New features in the latest version 1.9 release include better support for mobile devices, an upgrade of PHP and the Zend framework, new features to support cross-border trade, improvements in the checkout system, security enhancements, and various fixes for taxes, the Web store, and shopping cart. Extensions and modules are available to integrate Magento with many of the open source ERP systems including Odoo and Openbravo.

-- Fred Blauer

Alfresco

Alfresco

Simply put, Alfresco is the only open source ECM (enterprise content management) system worth considering, thanks to a robust toolset for managing documents and digital assets. It plays well across a variety of content sources -- Microsoft SharePoint, Salesforce.com, even Apple iWork and Google Drive -- and Web-based file sharing and social collaboration are already baked in.

Alfresco's scalable platform is backed by a fully extensible ecosystem for custom development, along with easy deployment and ongoing administration. For document storage, publishing, and governance, Alfresco can flexibly meet both departmental and enterprise requirements.

-- James R. Borck

Bonita BPM

Bonita BPM

Bonita still paints the prettiest picture in open source BPM. The latest updates to the community edition included time-based tracking (to optimize process performance) and improved search, both nice enhancements, while the paid version added new premiums such as single sign-on, extended portal customization, and activity tweaking (to replay failed tasks, reassign cases, or reconfigure apps in process).

Bonita BPM Studio provides visual tools for rule building, drag-and-drop process configuration, and form creation, along with a broad range of prefab process diagrams and best-practice templates that let you capitalize on common workflow patterns. You'll also find good connectors to popular platforms such as Salesforce.com and SugarCRM.

-- James R. Borck

WordPress

WordPress

The wildly successful blogging platform is much more than a blogging platform, thanks to its open-ended plug-in system.

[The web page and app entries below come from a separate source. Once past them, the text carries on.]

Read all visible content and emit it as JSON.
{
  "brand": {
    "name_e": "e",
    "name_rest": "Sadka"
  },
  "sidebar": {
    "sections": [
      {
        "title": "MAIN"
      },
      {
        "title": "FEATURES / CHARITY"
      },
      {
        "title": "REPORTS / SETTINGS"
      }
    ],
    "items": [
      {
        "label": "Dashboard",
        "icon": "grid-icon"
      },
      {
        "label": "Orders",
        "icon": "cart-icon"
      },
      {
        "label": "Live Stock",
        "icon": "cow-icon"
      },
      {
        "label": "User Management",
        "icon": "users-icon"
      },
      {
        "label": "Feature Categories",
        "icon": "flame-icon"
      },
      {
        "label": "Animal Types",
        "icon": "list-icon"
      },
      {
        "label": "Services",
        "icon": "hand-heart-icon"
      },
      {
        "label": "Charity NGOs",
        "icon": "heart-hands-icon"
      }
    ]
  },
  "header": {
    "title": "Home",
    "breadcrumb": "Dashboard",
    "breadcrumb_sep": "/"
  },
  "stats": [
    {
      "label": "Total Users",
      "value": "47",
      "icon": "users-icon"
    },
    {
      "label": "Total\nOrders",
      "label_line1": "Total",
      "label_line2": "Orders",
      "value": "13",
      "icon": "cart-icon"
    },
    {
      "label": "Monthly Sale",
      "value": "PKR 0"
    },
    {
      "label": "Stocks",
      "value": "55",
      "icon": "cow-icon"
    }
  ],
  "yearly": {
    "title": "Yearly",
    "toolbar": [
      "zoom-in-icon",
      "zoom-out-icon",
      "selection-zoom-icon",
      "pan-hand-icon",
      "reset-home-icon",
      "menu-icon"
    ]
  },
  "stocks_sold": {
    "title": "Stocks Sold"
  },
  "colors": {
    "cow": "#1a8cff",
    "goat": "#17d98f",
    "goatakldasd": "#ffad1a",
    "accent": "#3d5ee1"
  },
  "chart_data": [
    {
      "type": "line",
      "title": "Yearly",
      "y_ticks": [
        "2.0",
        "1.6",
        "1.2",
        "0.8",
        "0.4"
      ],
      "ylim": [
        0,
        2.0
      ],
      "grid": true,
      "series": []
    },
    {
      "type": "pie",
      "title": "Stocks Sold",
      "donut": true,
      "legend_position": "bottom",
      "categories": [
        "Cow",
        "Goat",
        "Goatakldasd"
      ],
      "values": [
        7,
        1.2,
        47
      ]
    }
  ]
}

With WordPress, a simple blog can be transformed over time into a mini social network, a message board, a contact management system, and numerous other items. The rich culture of user-created themes for WordPress allows non-designers to ensure their blogs look stylish.

That said, the extreme open-endedness of WordPress means it needs to be managed with a careful eye and hand, especially considering many third-party add-ons and themes have been implicated as security hazards. But the sheer power of the core and the breadth of applications can't be dismissed.

-- Serdar Yegulalp

Ghost

Ghost

WordPress may be the king of blogging software, but here comes a dark horse -- or, rather, a Ghost. Written in JavaScript and running on Node.js, Ghost is much more lightweight than WordPress, aimed at satisfying blogging needs rather than being a full-blown CMS. Posts are written in Markdown and rendered live in a parallel window for easy editing and previewing.

The project quickly attracted a massive developer community in a short time -- it's barely a year old, but has more than 2,500 forks on GitHub as of this writing. The Ghost app system (a way to turn Ghost into a full-blown platform) is a work in progress, and multi-user functionality is still on the to-do list. Nevertheless, it's impressive how much of the platform has already arrived.

-- Serdar Yegulalp

Drools

Drools

Over the years, Drools has evolved from simply a rule-based system to a BRMS (business rule management system). In the current version 6.1, you will now find six modules: Drools Expert (the rule-base itself), Guvnor (BRMS), jBPM (process/workflow), Workbench, Fusion (complex event processing), and OptaPlanner (automated planning). Mark Proctor, the original inventor, is still with Red Hat and still heads up the Drools effort.

All in all, Drools can't be considered a major competitor to FICO's Blaze Advisor and IBM's Operational Decision Manager, but is suitable for smaller BRMS applications that can live with being always in the "beta" mode of operation. If you need 24/7/365 factory support, as well as factory on-site consulting, you can always upgrade to JBoss Rules.

-- James C. Owen